It’s every athlete’s worst nightmare: spending weeks (or even months) coming back from a tough injury, then going back out on the field – only to have it happen again. Re-injury can happen with all types of issues, from ligament tears to broken bones. It can even happen with sports hernias.

As patients who have been through it know, recovering from a sports hernia isn’t particularly difficult if you follow protocol and Dr. William Brown’s advice. But given the choice, no one would choose to go through it a second time. Unfortunately, sometimes you don’t get that choice. Re-injuries happen. That’s why it’s critical for athletes who have had a sports hernia to take precautionary steps toward preventing this from happening.

The goal of sports hernia repair surgery is to fix the injury itself and help an athlete return to full strength. Through physical therapy, rest, diet, and exercise, patients can return to their pre-injury activity level. However, even with the best repair surgery, there’s no way to get rid of the risk of sustaining another sports hernia. Instead, there are a few ways you can minimize that risk.

The first is critical: know yourself, and know your limits. After recovery, nothing should hold you back from your sport. Any residual pain or limitations should be discussed with your physician. A sports hernia shouldn’t sideline you in any way. That said, it’s vital to recognize when you may be pushing yourself too hard. You don’t need to scale back or take it slow; you just need to be more aware. If you can’t do something that you used to, it’s time for a chat with your specialist.

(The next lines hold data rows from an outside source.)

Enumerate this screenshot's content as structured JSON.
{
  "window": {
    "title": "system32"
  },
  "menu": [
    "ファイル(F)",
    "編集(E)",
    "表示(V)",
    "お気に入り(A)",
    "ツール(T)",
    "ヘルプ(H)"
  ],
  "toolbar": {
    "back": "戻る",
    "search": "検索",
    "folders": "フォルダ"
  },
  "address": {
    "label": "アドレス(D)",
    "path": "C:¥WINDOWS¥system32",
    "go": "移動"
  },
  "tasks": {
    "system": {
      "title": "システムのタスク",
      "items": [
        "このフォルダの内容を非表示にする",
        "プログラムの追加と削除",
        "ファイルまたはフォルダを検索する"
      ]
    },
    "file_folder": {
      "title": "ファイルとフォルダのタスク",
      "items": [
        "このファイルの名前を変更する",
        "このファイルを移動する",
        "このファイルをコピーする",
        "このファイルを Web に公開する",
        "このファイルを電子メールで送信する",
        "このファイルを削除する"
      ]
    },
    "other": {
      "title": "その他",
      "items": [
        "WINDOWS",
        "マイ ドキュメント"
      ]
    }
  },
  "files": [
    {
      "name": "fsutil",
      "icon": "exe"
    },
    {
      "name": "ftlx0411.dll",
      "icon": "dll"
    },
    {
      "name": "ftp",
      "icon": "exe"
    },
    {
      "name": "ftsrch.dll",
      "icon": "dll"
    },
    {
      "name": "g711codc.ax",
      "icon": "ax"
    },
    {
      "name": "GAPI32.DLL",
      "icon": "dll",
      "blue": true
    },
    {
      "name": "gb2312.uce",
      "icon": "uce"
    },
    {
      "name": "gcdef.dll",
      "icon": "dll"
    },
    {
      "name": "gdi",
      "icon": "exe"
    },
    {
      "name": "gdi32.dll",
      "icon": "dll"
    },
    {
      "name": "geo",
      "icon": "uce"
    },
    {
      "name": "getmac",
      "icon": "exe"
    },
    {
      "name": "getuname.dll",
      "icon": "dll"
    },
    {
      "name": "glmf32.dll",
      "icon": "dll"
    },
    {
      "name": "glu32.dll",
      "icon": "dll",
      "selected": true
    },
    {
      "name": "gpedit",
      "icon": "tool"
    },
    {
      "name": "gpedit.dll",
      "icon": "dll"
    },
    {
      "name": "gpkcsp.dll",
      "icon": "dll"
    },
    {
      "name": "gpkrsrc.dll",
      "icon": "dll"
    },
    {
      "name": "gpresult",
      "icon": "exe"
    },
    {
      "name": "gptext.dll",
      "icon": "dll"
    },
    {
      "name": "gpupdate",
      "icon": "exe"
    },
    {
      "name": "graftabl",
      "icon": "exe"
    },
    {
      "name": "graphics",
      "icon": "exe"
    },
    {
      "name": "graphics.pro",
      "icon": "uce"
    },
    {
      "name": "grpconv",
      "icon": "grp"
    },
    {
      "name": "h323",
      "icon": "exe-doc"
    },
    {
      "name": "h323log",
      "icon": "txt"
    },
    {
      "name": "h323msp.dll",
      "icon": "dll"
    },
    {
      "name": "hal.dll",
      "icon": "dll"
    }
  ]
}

Recognizing the symptoms of a sports hernia can help you determine if something is wrong. The most common signs are: pain that fades with rest but returns with activity, there may be a visible bulge in the groin area, often there is a stretching or pulling feeling. The easiest way to prevent re-injury is to focus on strengthening the injured muscles. This means working on building a strong and flexible core.

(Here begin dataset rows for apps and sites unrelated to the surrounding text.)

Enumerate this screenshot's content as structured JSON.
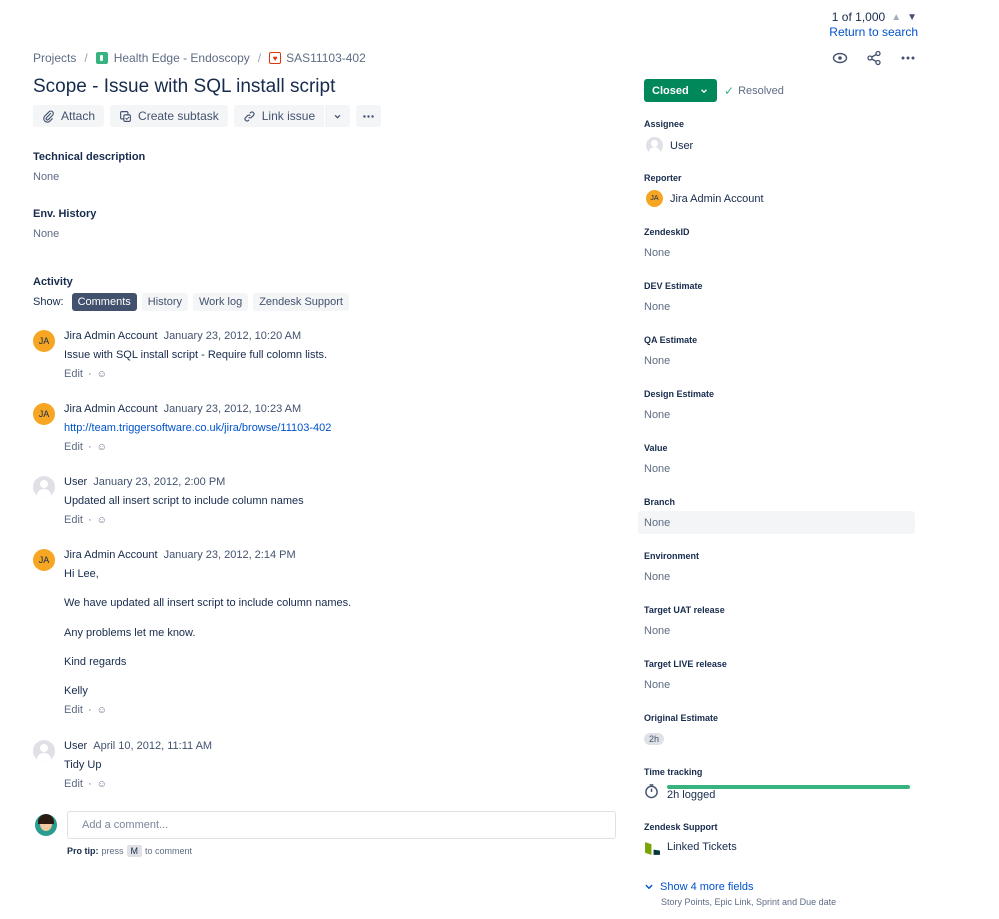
{
  "pager": {
    "position": "1 of 1,000",
    "return_label": "Return to search"
  },
  "breadcrumb": {
    "projects": "Projects",
    "project": "Health Edge - Endoscopy",
    "issue_key": "SAS11103-402"
  },
  "icons": {
    "watch": "eye-icon",
    "share": "share-icon",
    "more": "more-icon"
  },
  "title": "Scope - Issue with SQL install script",
  "toolbar": {
    "attach": "Attach",
    "create_subtask": "Create subtask",
    "link_issue": "Link issue"
  },
  "technical_description": {
    "label": "Technical description",
    "value": "None"
  },
  "env_history": {
    "label": "Env. History",
    "value": "None"
  },
  "activity": {
    "label": "Activity",
    "show_label": "Show:",
    "tabs": [
      "Comments",
      "History",
      "Work log",
      "Zendesk Support"
    ]
  },
  "comments": [
    {
      "author": "Jira Admin Account",
      "initials": "JA",
      "date": "January 23, 2012, 10:20 AM",
      "lines": [
        "Issue with SQL install script - Require full colomn lists."
      ],
      "edit": "Edit"
    },
    {
      "author": "Jira Admin Account",
      "initials": "JA",
      "date": "January 23, 2012, 10:23 AM",
      "link": "http://team.triggersoftware.co.uk/jira/browse/11103-402",
      "edit": "Edit"
    },
    {
      "author": "User",
      "date": "January 23, 2012, 2:00 PM",
      "lines": [
        "Updated all insert script to include column names"
      ],
      "edit": "Edit"
    },
    {
      "author": "Jira Admin Account",
      "initials": "JA",
      "date": "January 23, 2012, 2:14 PM",
      "lines": [
        "Hi Lee,",
        "We have updated all insert script to include column names.",
        "Any problems let me know.",
        "Kind regards",
        "Kelly"
      ],
      "edit": "Edit"
    },
    {
      "author": "User",
      "date": "April 10, 2012, 11:11 AM",
      "lines": [
        "Tidy Up"
      ],
      "edit": "Edit"
    }
  ],
  "add_comment": {
    "placeholder": "Add a comment...",
    "protip_prefix": "Pro tip:",
    "protip_press": "press",
    "protip_key": "M",
    "protip_suffix": "to comment"
  },
  "status": {
    "label": "Closed",
    "resolution": "Resolved",
    "color": "#00875a"
  },
  "fields": {
    "assignee": {
      "label": "Assignee",
      "value": "User"
    },
    "reporter": {
      "label": "Reporter",
      "value": "Jira Admin Account",
      "initials": "JA"
    },
    "zendesk_id": {
      "label": "ZendeskID",
      "value": "None"
    },
    "dev_estimate": {
      "label": "DEV Estimate",
      "value": "None"
    },
    "qa_estimate": {
      "label": "QA Estimate",
      "value": "None"
    },
    "design_estimate": {
      "label": "Design Estimate",
      "value": "None"
    },
    "value": {
      "label": "Value",
      "value": "None"
    },
    "branch": {
      "label": "Branch",
      "value": "None"
    },
    "environment": {
      "label": "Environment",
      "value": "None"
    },
    "target_uat": {
      "label": "Target UAT release",
      "value": "None"
    },
    "target_live": {
      "label": "Target LIVE release",
      "value": "None"
    },
    "original_estimate": {
      "label": "Original Estimate",
      "value": "2h"
    },
    "time_tracking": {
      "label": "Time tracking",
      "value": "2h logged",
      "progress": 1.0
    },
    "zendesk_support": {
      "label": "Zendesk Support",
      "value": "Linked Tickets"
    }
  },
  "more_fields": {
    "label": "Show 4 more fields",
    "sub": "Story Points, Epic Link, Sprint and Due date"
  }
}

After recovering from a sports hernia, there’s no reason to live in fear. A previous injury shouldn’t stop you from doing what you love, but it should encourage you to be more aware. Know the signs of a sports hernia and talk with Dr. Brown if you have any concerns.